If this idea of pot plants feels like too much work or may cost too much, try planting some tall plants like bamboo, which is an evergreen, and will create a natural squaring off at the pointed end of a garden.
If all else fails, you could go to the garden centre and get yourself a piece of stone sculptured garden art that would fit neatly into this odd pointed part and create a talking point.
The thing that makes your garden awkward is less the shape and more the distinct lack of space altogether. The small garden is still an opportunity and not a chore. You don’t have to live with a few concrete slabs that are good enough for your wheelie bin. There are many ways that you can make your little bit of land your kingdom – and see it as a good thing (less weeding, no mowing) rather than a downside to your property!
The first piece of advice is to paint the walls white. This will give the impression that space is more significant than it is. Dark walls and fences provide an air of dark shadows and suck out the light. The white surfaces will invite light into space.
The second tip is to put up some shelves so that you can have different levels of interest in your garden. You can have pots on the floor and then a flower box halfway up a fence, double the garden in the same space. It would be best if you fitted planters under the window of the house too, using this space to create a foreground for your garden when you look out the window. This will add some much-needed depth and perspective.
When visiting the garden centre be sure to look carefully at the height and spread of the plants you choose. You do not want one plant dominating the others. Selecting a whole series of small alpines will give you a lot to look at.
If your garden is way too small for grass, then you should consider different coloured gravels to give interest shapes and borders to the areas. Have dark grey gravel forming the perimeter of an oval or curve, with lighter gravel in the centre, the garden can appear more prominent and beautifully draw the eye of the viewer around the space.
Alternatively, you can celebrate the smallness with unusual angles, triangles of flower patches and the odd ornate ball or garden ornament. Here you just treat your small landscape as a tiny canvas that can be used to pour out a small amount of beauty.

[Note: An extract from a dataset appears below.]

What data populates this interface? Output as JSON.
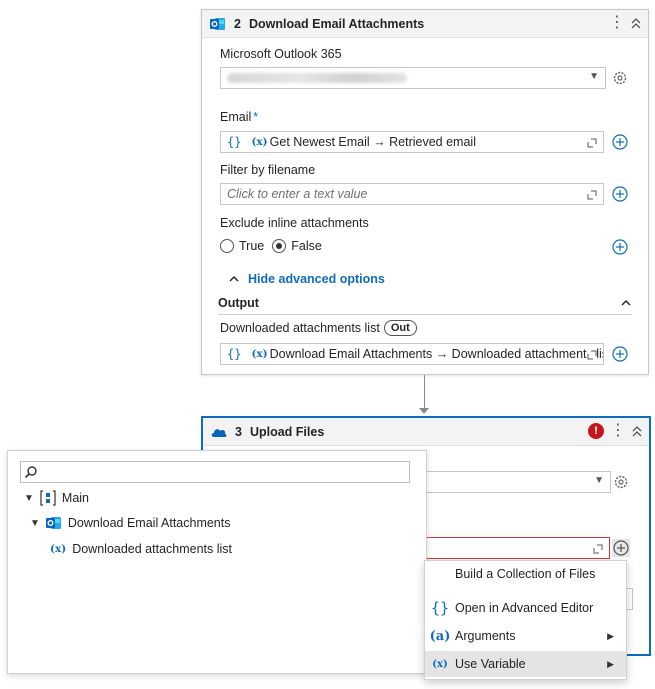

When you read enough about gardens and the work of gardening experts, you begin to realise that they crave the challenge of these spaces we call awkward. It is actually easy to argue that the most awkward area to make spectacular is the square or the rectangle. Chances are, with these conventional spaces, you risk having a garden that looks like just any old garden. If you have odd angles, or slopes, or bits sticking out, then you already have an opportunity to add something distinctive to your space.
The design of a quirky space does not have to be awkward. It can be a chance to be inspired and a labour of love, as you imprint your personality on your garden.
Edward is the managing director of Garden Benches and has a wealth of knowledge when it comes to high-quality, stunning teak garden furniture